With what type of electromagnetic radiation would you observe:
- A star with a temperature of 5800 K?
- A gas heated to a temperature of one million K?
- A person on a dark night?
Why is it dangerous to be exposed to X-rays but not (or at least much less) dangerous to be exposed to radio waves?
Go outside on a clear night, wait 15 minutes for your eyes to adjust to the dark, and look carefully at the brightest stars. Some should look slightly red and others slightly blue. The primary factor that determines the color of a star is its temperature. Which is hotter: a blue star or a red one? Explain
Water faucets are often labeled with a red dot for hot water and a blue dot for cold. Given Wien’s law, does this labeling make sense?
Suppose you are standing at the exact center of a park surrounded by a circular road. An ambulance drives completely around this road, with siren blaring. How does the pitch of the siren change as it circles around you?
How could you measure Earth’s orbital speed by photographing the spectrum of a star at various times throughout the year? (Hint: Suppose the star lies in the plane of Earth’s orbit.)
Astronomers want to make maps of the sky showing sources of X-rays or gamma rays. Explain why those X-rays and gamma rays must be observed from above Earth’s atmosphere.
The greenhouse effect can be explained easily if you understand the laws of blackbody radiation. A greenhouse gas blocks the transmission of infrared light. Given that the incoming light to Earth is sunlight with a characteristic temperature of 5800 K (which peaks in the visible part of the spectrum) and the outgoing light from Earth has a characteristic temperature of about 300 K (which peaks in the infrared part of the spectrum), explain how greenhouse gases cause Earth to warm up. As part of your answer, discuss that greenhouse gases block both incoming and outgoing infrared light. Explain why these two effects don’t simply cancel each other, leading to no net temperature change.
An idealized radiating object does not reflect or scatter any radiation but instead absorbs all of the electromagnetic energy that falls on it. Can you explain why astronomers call such an object a blackbody? Keep in mind that even stars, which shine brightly in a variety of colors, are considered blackbodies. Explain why.

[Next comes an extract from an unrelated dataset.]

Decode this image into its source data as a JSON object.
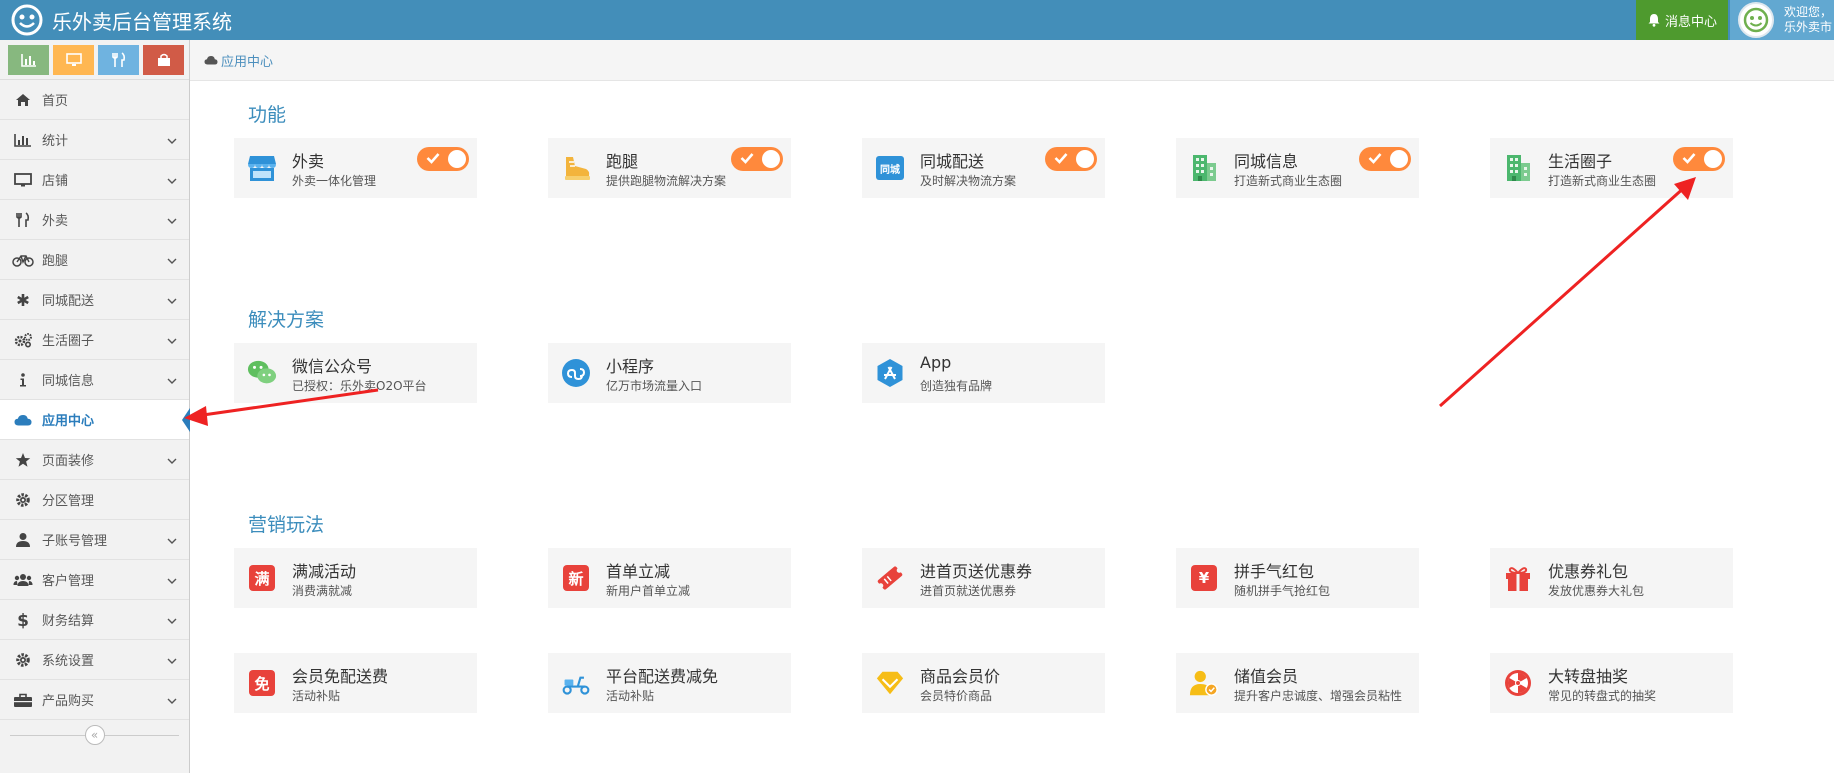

Why are ionized gases typically only found in very high-temperature environments?
Explain why each element has a unique spectrum of absorption or emission lines.